The relationship between body mass index (BMI) and overall survival (OS) and progression-free survival (PFS) in 1067 patients participating in the Scottish Randomised Trial in Ovarian Cancer I trial was assessed. All patients received first-line carboplatin/taxane chemotherapy. The dose of carboplatin was determined by a measured glomerular filtration rate (GFR), ensuring accurate dosing in all categories of BMI and the dose of taxane was not capped. Patients were assigned to one of four categories: underweight (BMI < 18.5), ideal weight (BMI 18.5-24.9), overweight (BMI 25-29.9) or obese (BMI >or= 30).
There were neither statistically significant differences in PFS or OS between these four groups nor were there any differences in taxane or carboplatin dose intensity. Furthermore, there was no association between BMI and tumour stage or grade at presentation, or completeness of debulking surgery.

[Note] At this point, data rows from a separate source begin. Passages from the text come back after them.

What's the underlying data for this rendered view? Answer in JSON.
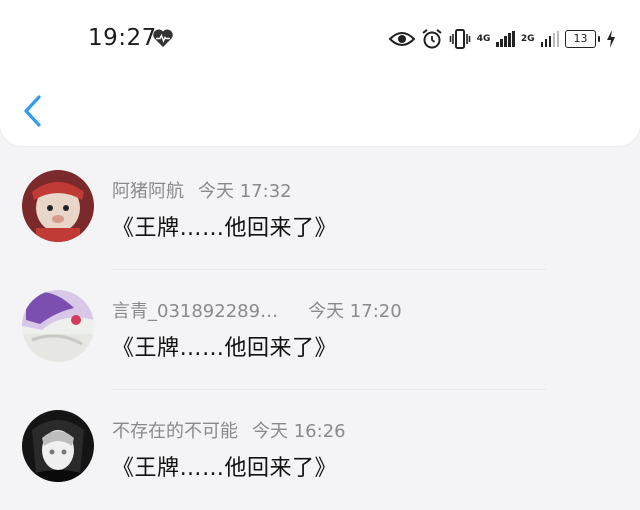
{
  "status_bar": {
    "time": "19:27",
    "net1": "4G",
    "net2": "2G",
    "battery": "13"
  },
  "comments": [
    {
      "username": "阿猪阿航",
      "timestamp": "今天 17:32",
      "message": "《王牌……他回来了》",
      "avatar_colors": [
        "#7a2a2a",
        "#e8d6c8",
        "#c23a36"
      ]
    },
    {
      "username": "言青_031892289…",
      "timestamp": "今天 17:20",
      "message": "《王牌……他回来了》",
      "avatar_colors": [
        "#7b4fb0",
        "#eef0ee",
        "#d9c7e8"
      ]
    },
    {
      "username": "不存在的不可能",
      "timestamp": "今天 16:26",
      "message": "《王牌……他回来了》",
      "avatar_colors": [
        "#141414",
        "#f0f0f0",
        "#7a7a7a"
      ]
    }
  ],
  "accent_color": "#2f9cf0"
}
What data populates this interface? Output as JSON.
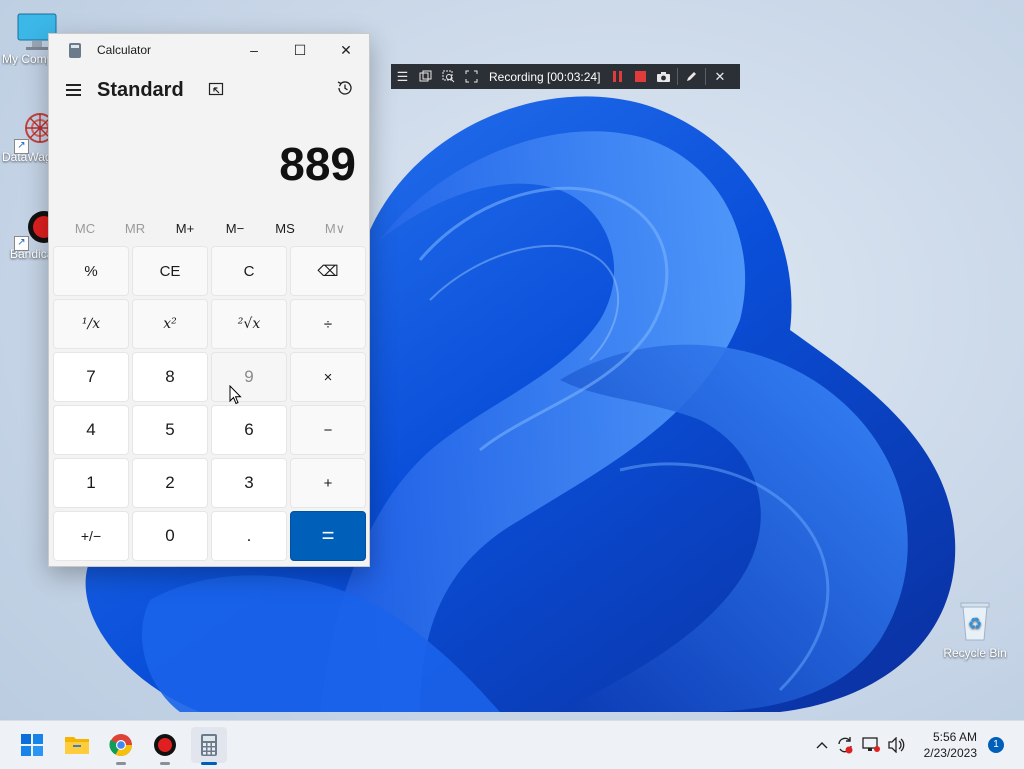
{
  "desktop": {
    "icons": [
      {
        "label": "My Computer",
        "icon": "monitor-icon"
      },
      {
        "label": "DataWag",
        "icon": "datawag-icon"
      },
      {
        "label": "Bandicam",
        "icon": "bandicam-icon"
      },
      {
        "label": "Recycle Bin",
        "icon": "recycle-bin-icon"
      }
    ]
  },
  "calculator": {
    "title": "Calculator",
    "window_buttons": {
      "minimize": "–",
      "maximize": "☐",
      "close": "✕"
    },
    "mode": "Standard",
    "display": "889",
    "memory": [
      "MC",
      "MR",
      "M+",
      "M−",
      "MS",
      "M∨"
    ],
    "keys": {
      "percent": "%",
      "ce": "CE",
      "clear": "C",
      "backspace": "⌫",
      "reciprocal": "¹∕x",
      "square": "x²",
      "sqrt": "²√x",
      "divide": "÷",
      "seven": "7",
      "eight": "8",
      "nine": "9",
      "multiply": "×",
      "four": "4",
      "five": "5",
      "six": "6",
      "minus": "−",
      "one": "1",
      "two": "2",
      "three": "3",
      "plus": "+",
      "negate": "+/−",
      "zero": "0",
      "decimal": ".",
      "equals": "="
    }
  },
  "recorder": {
    "text": "Recording [00:03:24]",
    "accent": "#e23b3b"
  },
  "taskbar": {
    "apps": [
      "start-icon",
      "file-explorer-icon",
      "chrome-icon",
      "bandicam-icon",
      "calculator-icon"
    ],
    "time": "5:56 AM",
    "date": "2/23/2023",
    "notification_count": "1"
  },
  "colors": {
    "accent": "#005fb8",
    "window_bg": "#f3f3f3",
    "toolbar_bg": "#2b2f36"
  }
}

Obese patients with epithelial ovarian cancer do not have a poorer prognosis, provided that they receive optimal doses of chemotherapy based on measured GFR and actual body weight.
Annals of Oncology 05/2008; 19(5):898-902.